Calcium is mostly found in sedimentary rocks in the mineral forms such as: gypsum, dolomite, and calcite. In some of the compounds, calcium is found to be soluble, but in most of the compounds found in soils, the calcium is generally insoluble. This insoluble form does not make calcium in the soil readily available to plants. The way plants actually get this calcium is due to the soil microbes that need calcium too. The microbes eat the soil compounds, therefore converting them into a form plants can actually use.
One con is that there will be many jobs at the mine, but just not nearly as many jobs that Bristol Bay employs in the salmon industry. Another, and possibly the biggest, disadvantage of building the Pebble Mine is the negative effect on the environment in Bristol Bay. Although the company managing this says that there will be a bad affect on the environment, history tells us otherwise. We can look at the Mount Polley gold mine disaster. In this environmental disaster, 10 cubic meters of water and 4.5 million cubic meters of potentially toxic slurry were spilled into virtually untouched forest, lakes and rivers.
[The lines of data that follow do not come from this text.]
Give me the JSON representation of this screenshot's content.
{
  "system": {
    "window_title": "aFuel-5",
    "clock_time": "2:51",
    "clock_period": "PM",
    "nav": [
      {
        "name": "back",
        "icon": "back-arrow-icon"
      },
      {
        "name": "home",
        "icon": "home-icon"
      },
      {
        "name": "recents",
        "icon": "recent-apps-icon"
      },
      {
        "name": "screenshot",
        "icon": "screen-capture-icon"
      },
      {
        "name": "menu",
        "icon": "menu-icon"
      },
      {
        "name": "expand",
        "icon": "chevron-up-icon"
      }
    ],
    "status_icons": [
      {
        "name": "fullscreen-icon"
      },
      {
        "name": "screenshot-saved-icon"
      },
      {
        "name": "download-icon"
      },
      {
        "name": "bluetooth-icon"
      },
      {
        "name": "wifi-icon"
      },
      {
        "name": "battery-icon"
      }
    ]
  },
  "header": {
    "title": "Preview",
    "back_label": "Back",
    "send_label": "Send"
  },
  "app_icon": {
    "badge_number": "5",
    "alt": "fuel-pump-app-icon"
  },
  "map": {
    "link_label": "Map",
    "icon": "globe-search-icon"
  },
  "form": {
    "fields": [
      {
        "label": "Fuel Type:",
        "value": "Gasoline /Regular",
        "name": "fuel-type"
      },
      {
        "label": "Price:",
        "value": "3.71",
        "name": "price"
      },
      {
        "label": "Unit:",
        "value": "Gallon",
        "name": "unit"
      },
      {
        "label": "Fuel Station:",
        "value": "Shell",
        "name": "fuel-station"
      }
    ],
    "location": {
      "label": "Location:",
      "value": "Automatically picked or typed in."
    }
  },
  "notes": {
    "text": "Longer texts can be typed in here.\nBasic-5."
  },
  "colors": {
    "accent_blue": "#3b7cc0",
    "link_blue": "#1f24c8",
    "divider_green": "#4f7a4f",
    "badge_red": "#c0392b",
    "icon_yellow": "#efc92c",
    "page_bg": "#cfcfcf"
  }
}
Elevated pH can in turn ‘blind' organisms that rely on perception of dissolved chemical cues for their survival by impairing their chemosensory abilities (Figure 3) (Turner & Chislock 2010). When these dense algal blooms eventually die, microbial decomposition severely depletes dissolved oxygen, creating a hypoxic or anoxic ‘dead zone' lacking sufficient oxygen to support most organisms. Dead zones are found in many freshwater lakes including the Laurentian Great Lakes (e.g., central basin of Lake Erie; Arend et al. 2011) during the summer. Furthermore, such hypoxic events are particularly common in marine coastal environments surrounding large, nutrient-rich rivers (e.g., Mississippi River and the Gulf of Mexico; Susquehanna River and the Chesapeake Bay) and have been shown to affect more than 245,000 square kilometers in over 400 near-shore systems (Diaz & Rosenberg 2008).
The process of “liming” balances the acidity of surface waters allowing for the survival of many aquatic species and has been extensively used in Sweden to keep water at an optimum pH. However, liming is an expensive processes and has to be done repeatedly (every 3-6 years) and therefore is not considered to be a long-term cure to the broader challenges of acid deposition. • Alternative Energy Sources: Using energy sources such as wind energy, hydropower, solar energy, geothermal energy and nuclear power can offer effective electrical power alternatives instead of burning fossil fuels. • Cleaning up Exhaust Pipes and Smokestacks: Reducing the emissions of SO2 and NOx is the most important solution for acid rain. SO2 emissions are largely accounted for from burning coal while NOx emissions from automobile fossil fuel combustion.
Some studies have even shown that in some areas there was forty-six times more plastic than there was food for the animals to eat. (Conserving Now.com) The mass waves of bags could be ingested by many marine lives such as whales and many fish. The fish take all the toxins from these bags and store them inside their body. The fish is now unhealthy if this fish is later caught the toxins could be eaten by a human. An animal could also be forced to relocate from its current home because of an excess of trash that restrain the daily activities needed to survive.